Stored data
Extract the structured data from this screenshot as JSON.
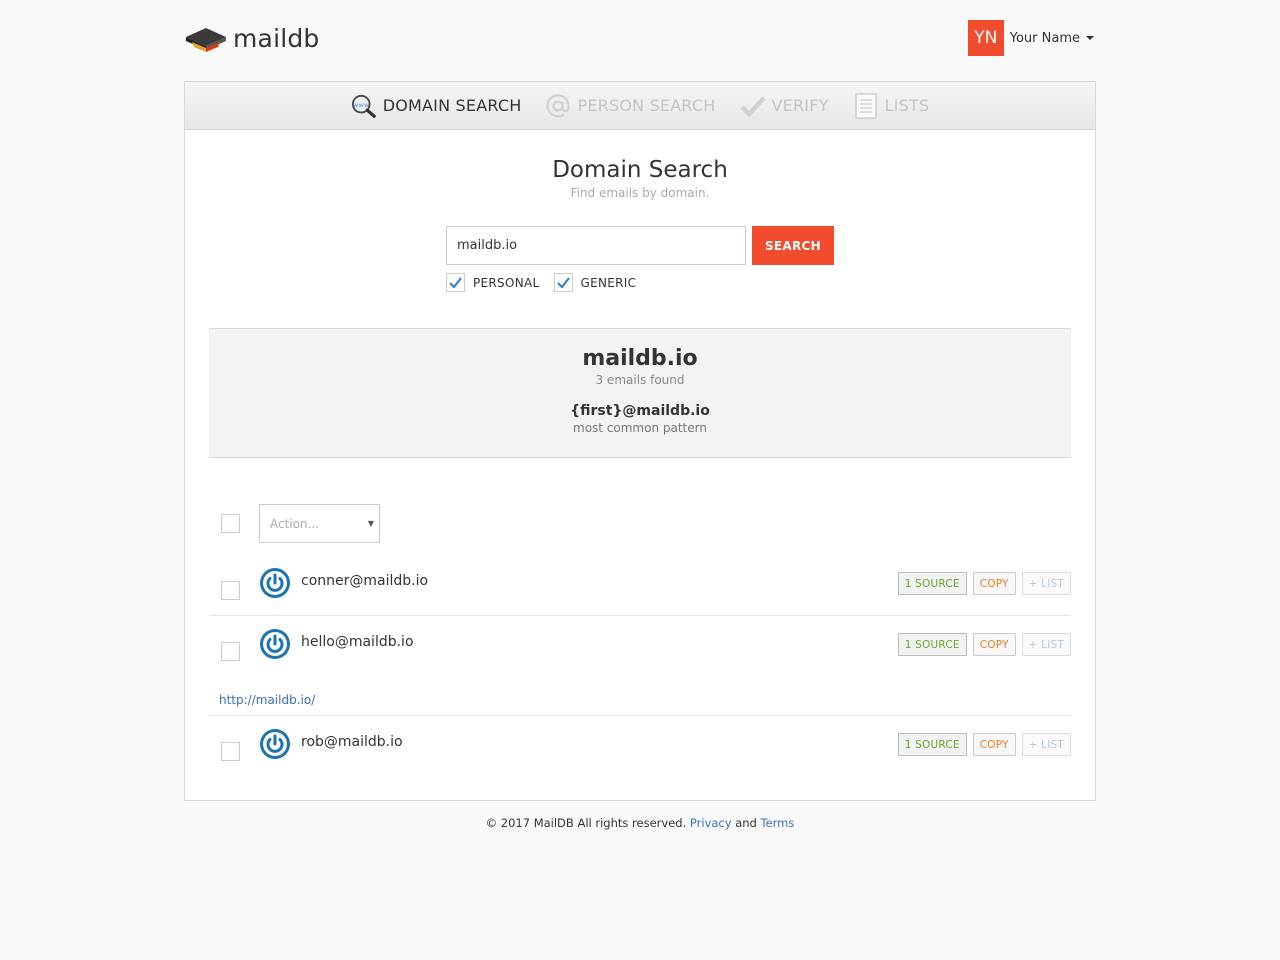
{
  "header": {
    "logo_text": "maildb",
    "user_initials": "YN",
    "user_name": "Your Name",
    "accent_color": "#f24c2e"
  },
  "tabs": [
    {
      "label": "DOMAIN SEARCH",
      "icon": "www-magnifier-icon",
      "active": true
    },
    {
      "label": "PERSON SEARCH",
      "icon": "at-sign-icon",
      "active": false
    },
    {
      "label": "VERIFY",
      "icon": "checkmark-icon",
      "active": false
    },
    {
      "label": "LISTS",
      "icon": "list-doc-icon",
      "active": false
    }
  ],
  "search": {
    "title": "Domain Search",
    "subtitle": "Find emails by domain.",
    "query": "maildb.io",
    "button_label": "SEARCH",
    "filters": [
      {
        "label": "PERSONAL",
        "checked": true
      },
      {
        "label": "GENERIC",
        "checked": true
      }
    ]
  },
  "summary": {
    "domain": "maildb.io",
    "count_text": "3 emails found",
    "pattern": "{first}@maildb.io",
    "pattern_label": "most common pattern"
  },
  "bulk": {
    "action_placeholder": "Action..."
  },
  "emails": [
    {
      "address": "conner@maildb.io",
      "source_label": "1 SOURCE",
      "copy_label": "COPY",
      "list_label": "+ LIST",
      "source_url": ""
    },
    {
      "address": "hello@maildb.io",
      "source_label": "1 SOURCE",
      "copy_label": "COPY",
      "list_label": "+ LIST",
      "source_url": "http://maildb.io/"
    },
    {
      "address": "rob@maildb.io",
      "source_label": "1 SOURCE",
      "copy_label": "COPY",
      "list_label": "+ LIST",
      "source_url": ""
    }
  ],
  "footer": {
    "copyright": "© 2017 MailDB All rights reserved.",
    "privacy_label": "Privacy",
    "and_text": "and",
    "terms_label": "Terms"
  }
}
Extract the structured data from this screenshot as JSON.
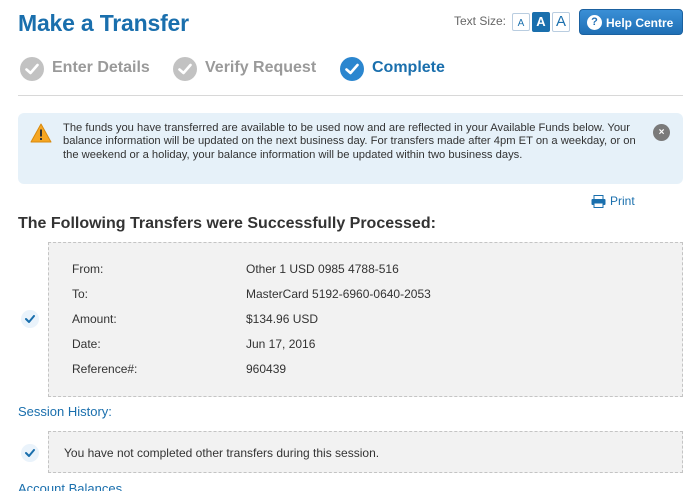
{
  "page": {
    "title": "Make a Transfer"
  },
  "toolbar": {
    "text_size_label": "Text Size:",
    "text_size_options": [
      "A",
      "A",
      "A"
    ],
    "help_label": "Help Centre",
    "help_icon": "?"
  },
  "steps": [
    {
      "label": "Enter Details",
      "state": "done"
    },
    {
      "label": "Verify Request",
      "state": "done"
    },
    {
      "label": "Complete",
      "state": "active"
    }
  ],
  "alert": {
    "text": "The funds you have transferred are available to be used now and are reflected in your Available Funds below. Your balance information will be updated on the next business day. For transfers made after 4pm ET on a weekday, or on the weekend or a holiday, your balance information will be updated within two business days.",
    "close_icon": "×"
  },
  "print": {
    "label": "Print"
  },
  "transfers": {
    "heading": "The Following Transfers were Successfully Processed:",
    "rows": [
      {
        "label": "From:",
        "value": "Other 1 USD 0985 4788-516"
      },
      {
        "label": "To:",
        "value": "MasterCard 5192-6960-0640-2053"
      },
      {
        "label": "Amount:",
        "value": "$134.96 USD"
      },
      {
        "label": "Date:",
        "value": "Jun 17, 2016"
      },
      {
        "label": "Reference#:",
        "value": "960439"
      }
    ]
  },
  "session": {
    "heading": "Session History:",
    "message": "You have not completed other transfers during this session."
  },
  "balances": {
    "heading": "Account Balances"
  },
  "colors": {
    "brand": "#1a6fad",
    "accent": "#2b86cf",
    "alert_bg": "#e6f1f9",
    "warning": "#f5a623"
  }
}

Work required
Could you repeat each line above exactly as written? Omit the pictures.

Solution
Extract the structured data from this screenshot as JSON.
{
  "header": {
    "logo_text": "maildb",
    "user_initials": "YN",
    "user_name": "Your Name",
    "accent_color": "#f24c2e"
  },
  "tabs": [
    {
      "label": "DOMAIN SEARCH",
      "icon": "www-magnifier-icon",
      "active": true
    },
    {
      "label": "PERSON SEARCH",
      "icon": "at-sign-icon",
      "active": false
    },
    {
      "label": "VERIFY",
      "icon": "checkmark-icon",
      "active": false
    },
    {
      "label": "LISTS",
      "icon": "list-doc-icon",
      "active": false
    }
  ],
  "search": {
    "title": "Domain Search",
    "subtitle": "Find emails by domain.",
    "query": "maildb.io",
    "button_label": "SEARCH",
    "filters": [
      {
        "label": "PERSONAL",
        "checked": true
      },
      {
        "label": "GENERIC",
        "checked": true
      }
    ]
  },
  "summary": {
    "domain": "maildb.io",
    "count_text": "3 emails found",
    "pattern": "{first}@maildb.io",
    "pattern_label": "most common pattern"
  },
  "bulk": {
    "action_placeholder": "Action..."
  },
  "emails": [
    {
      "address": "conner@maildb.io",
      "source_label": "1 SOURCE",
      "copy_label": "COPY",
      "list_label": "+ LIST",
      "source_url": ""
    },
    {
      "address": "hello@maildb.io",
      "source_label": "1 SOURCE",
      "copy_label": "COPY",
      "list_label": "+ LIST",
      "source_url": "http://maildb.io/"
    },
    {
      "address": "rob@maildb.io",
      "source_label": "1 SOURCE",
      "copy_label": "COPY",
      "list_label": "+ LIST",
      "source_url": ""
    }
  ],
  "footer": {
    "copyright": "© 2017 MailDB All rights reserved.",
    "privacy_label": "Privacy",
    "and_text": "and",
    "terms_label": "Terms"
  }
}
Extract the structured data from this screenshot as JSON.
{
  "page": {
    "title": "Make a Transfer"
  },
  "toolbar": {
    "text_size_label": "Text Size:",
    "text_size_options": [
      "A",
      "A",
      "A"
    ],
    "help_label": "Help Centre",
    "help_icon": "?"
  },
  "steps": [
    {
      "label": "Enter Details",
      "state": "done"
    },
    {
      "label": "Verify Request",
      "state": "done"
    },
    {
      "label": "Complete",
      "state": "active"
    }
  ],
  "alert": {
    "text": "The funds you have transferred are available to be used now and are reflected in your Available Funds below. Your balance information will be updated on the next business day. For transfers made after 4pm ET on a weekday, or on the weekend or a holiday, your balance information will be updated within two business days.",
    "close_icon": "×"
  },
  "print": {
    "label": "Print"
  },
  "transfers": {
    "heading": "The Following Transfers were Successfully Processed:",
    "rows": [
      {
        "label": "From:",
        "value": "Other 1 USD 0985 4788-516"
      },
      {
        "label": "To:",
        "value": "MasterCard 5192-6960-0640-2053"
      },
      {
        "label": "Amount:",
        "value": "$134.96 USD"
      },
      {
        "label": "Date:",
        "value": "Jun 17, 2016"
      },
      {
        "label": "Reference#:",
        "value": "960439"
      }
    ]
  },
  "session": {
    "heading": "Session History:",
    "message": "You have not completed other transfers during this session."
  },
  "balances": {
    "heading": "Account Balances"
  },
  "colors": {
    "brand": "#1a6fad",
    "accent": "#2b86cf",
    "alert_bg": "#e6f1f9",
    "warning": "#f5a623"
  }
}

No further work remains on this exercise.